(WHAT TO WORK ON): Examine the records and identify each line that includes the string "icon". Copy those lines.

-- Opening Marker --

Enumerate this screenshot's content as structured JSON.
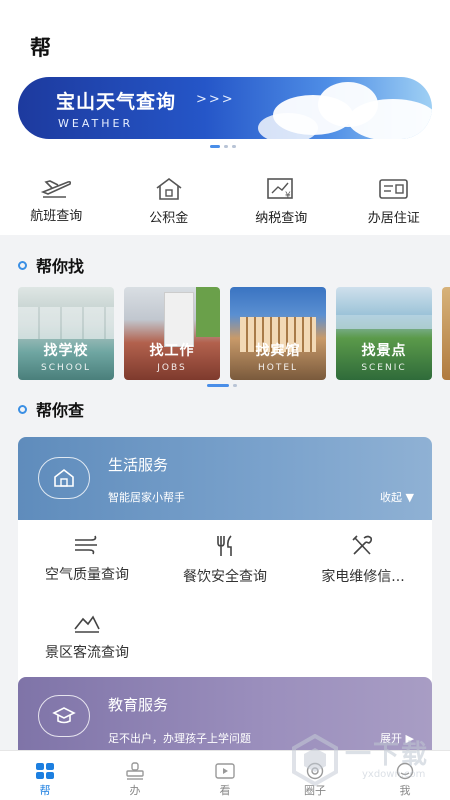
{
  "header": {
    "title": "帮"
  },
  "banner": {
    "title": "宝山天气查询",
    "arrows": ">>>",
    "subtitle": "WEATHER"
  },
  "quick_services": [
    {
      "label": "航班查询",
      "icon": "airplane-icon"
    },
    {
      "label": "公积金",
      "icon": "house-icon"
    },
    {
      "label": "纳税查询",
      "icon": "tax-chart-icon"
    },
    {
      "label": "办居住证",
      "icon": "id-card-icon"
    }
  ],
  "find_section": {
    "title": "帮你找",
    "items": [
      {
        "cn": "找学校",
        "en": "SCHOOL"
      },
      {
        "cn": "找工作",
        "en": "JOBS"
      },
      {
        "cn": "找宾馆",
        "en": "HOTEL"
      },
      {
        "cn": "找景点",
        "en": "SCENIC"
      }
    ]
  },
  "check_section": {
    "title": "帮你查"
  },
  "life_card": {
    "title": "生活服务",
    "subtitle": "智能居家小帮手",
    "collapse_label": "收起 ▼",
    "items": [
      {
        "label": "空气质量查询",
        "icon": "wind-icon"
      },
      {
        "label": "餐饮安全查询",
        "icon": "cutlery-icon"
      },
      {
        "label": "家电维修信...",
        "icon": "tools-icon"
      },
      {
        "label": "景区客流查询",
        "icon": "mountain-icon"
      }
    ]
  },
  "edu_card": {
    "title": "教育服务",
    "subtitle": "足不出户，办理孩子上学问题",
    "expand_label": "展开 ▶"
  },
  "tabs": [
    {
      "label": "帮",
      "active": true
    },
    {
      "label": "办",
      "active": false
    },
    {
      "label": "看",
      "active": false
    },
    {
      "label": "圈子",
      "active": false
    },
    {
      "label": "我",
      "active": false
    }
  ],
  "watermark": {
    "text": "一下载",
    "url": "yxdown.com"
  }
}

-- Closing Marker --

(RESULT):
      "icon": "airplane-icon"
      "icon": "house-icon"
      "icon": "tax-chart-icon"
      "icon": "id-card-icon"
        "icon": "wind-icon"
        "icon": "cutlery-icon"
        "icon": "tools-icon"
        "icon": "mountain-icon"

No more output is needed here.